Now the US Navy is being sent in to challenge China's claims to some artificial islands.  We already know that China regularly launches cyber attacks against the US.  What is the point of upping the game now?

So it come as no surprise that this same mentality of expecting things to be the way they've always been has crept into how law enforcement and the public have viewed school shootings.  In fact, the very term shows how limited our thinking is about the problem.  School shootings are in fact attacks on soft targets.  The majority of those attacks HAVE involved firearms, however before you pull out your NRA card or gun-control cards allow me to call your attention to another phenomena that has caught the national attention yet.

About two weeks ago, one of the local elementary schools here in my small town (not Cincinnati) received a bomb threat.  The school was dismissed and no bomb was found.  At the same time, several bombs threats were made at Dayton elementary schools.  Then on Thursday, a bomb threat was made to a different elementary school here in town again.

So far, indications are that these threats are being phoned in by teenagers but unlike incidents in the past, these seem to be coordinated virtual attacks by a group of teenagers.  There is no way to know in advance if the "bomb" is real or not so critical response plans have to be activated.  The results are same regardless as young children are scared and parents may not want to send their kids back to school.
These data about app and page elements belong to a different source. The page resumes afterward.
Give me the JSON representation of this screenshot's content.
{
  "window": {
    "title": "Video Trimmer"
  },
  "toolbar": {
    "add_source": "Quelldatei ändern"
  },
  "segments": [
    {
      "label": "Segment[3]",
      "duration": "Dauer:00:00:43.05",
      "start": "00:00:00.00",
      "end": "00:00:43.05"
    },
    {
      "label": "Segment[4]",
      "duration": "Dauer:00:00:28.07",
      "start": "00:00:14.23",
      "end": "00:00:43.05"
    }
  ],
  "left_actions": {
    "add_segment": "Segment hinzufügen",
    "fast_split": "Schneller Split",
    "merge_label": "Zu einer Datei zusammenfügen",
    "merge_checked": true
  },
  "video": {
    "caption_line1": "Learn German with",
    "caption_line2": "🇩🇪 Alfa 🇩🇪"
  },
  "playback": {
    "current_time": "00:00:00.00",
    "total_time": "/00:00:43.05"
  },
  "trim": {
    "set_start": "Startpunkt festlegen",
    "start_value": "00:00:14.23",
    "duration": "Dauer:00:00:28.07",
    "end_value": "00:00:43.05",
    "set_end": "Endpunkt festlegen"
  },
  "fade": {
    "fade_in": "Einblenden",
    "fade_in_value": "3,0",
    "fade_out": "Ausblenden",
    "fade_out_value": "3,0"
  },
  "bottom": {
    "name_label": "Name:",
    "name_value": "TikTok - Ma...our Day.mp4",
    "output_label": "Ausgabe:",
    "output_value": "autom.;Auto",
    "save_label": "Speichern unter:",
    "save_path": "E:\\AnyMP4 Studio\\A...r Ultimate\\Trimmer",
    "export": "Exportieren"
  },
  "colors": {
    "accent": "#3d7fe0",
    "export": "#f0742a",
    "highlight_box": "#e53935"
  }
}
Cyber attacks, unlike firearms or explosives, give no "tell" until the attacker launches the attack.  Depending on the sophistication of the attacker, it may be difficult if not impossible to trace the attack.  Regardless, the victims are still just as terrified as if the attack were real.  While the country further divides itself along the pro or anti-gun control, the real threat is mastering the art of cyber attacks.  It won't be long, if it hasn't already happened, before these cyber-terrorists figure out how to shut down power grids, disable traffic control systems, or use meaconing (interception and rebroadcast of navigation signals) to create even more havoc.  Even our cars are now susceptible with the addition of WiFi systems, it is even easier to hijack a car's system and shut it down.

So the next time you read some experts threat analysis, ask yourself a question.  Are they merely regurgitating past practices as scintillating analysis or have they really come up with how a threat will act in the future?  Remember, it's all about selling copy.

Thursday, October 1, 2015

Russian strikes again expose US disarray

This morning on Yahoo News, we find out that you'd have to work pretty hard to find a more ineffective Secretary of State than John Kerry.  It was that long ago that Kerry demanded that Russia and Iran help fight ISIS.  As the old saying goes, be careful what you wish for.  Russia jumped right in with air strikes and SHOCK!, they airstrikes seem to be more about helping President al-Asad remain in power versus helping US foreign policy.

Kerry should know better, he served in the US Navy during the Cold War.  The Russians, and formerly Soviets, are not about nuance.  If you needed a 1,000lbs of high explosives to take out a target, the Russians will use more like 10,000lbs.  The US has grown too accustomed to the precision strikes made famous during the first Gulf War.  Those look pretty for the public but in reality they tend to drag conflicts out.  The Russian approach is to go in fast and heavy.  For Kerry and Obama to think asking Putin to come in and help out with ISIS wasn't going to use this type of doctrine, means they should both give back their Ivy League diplomas in shame.

Mr. Obama looks even more ineffective with his Middle East doctrine foolishly praising an equally ineffective UN for its assistance in developing diplomatic solutions.  Iran got what it wanted and now has little incentive to join in the "fight" against ISIS.

The worst part of all of this is the Syrian people who get to live through all of the violence.  Thanks to Kerry and Obama, the US foreign policy in the Middle East has been exposed for the fraud that it is and Putin has swept in to fill the vacuum.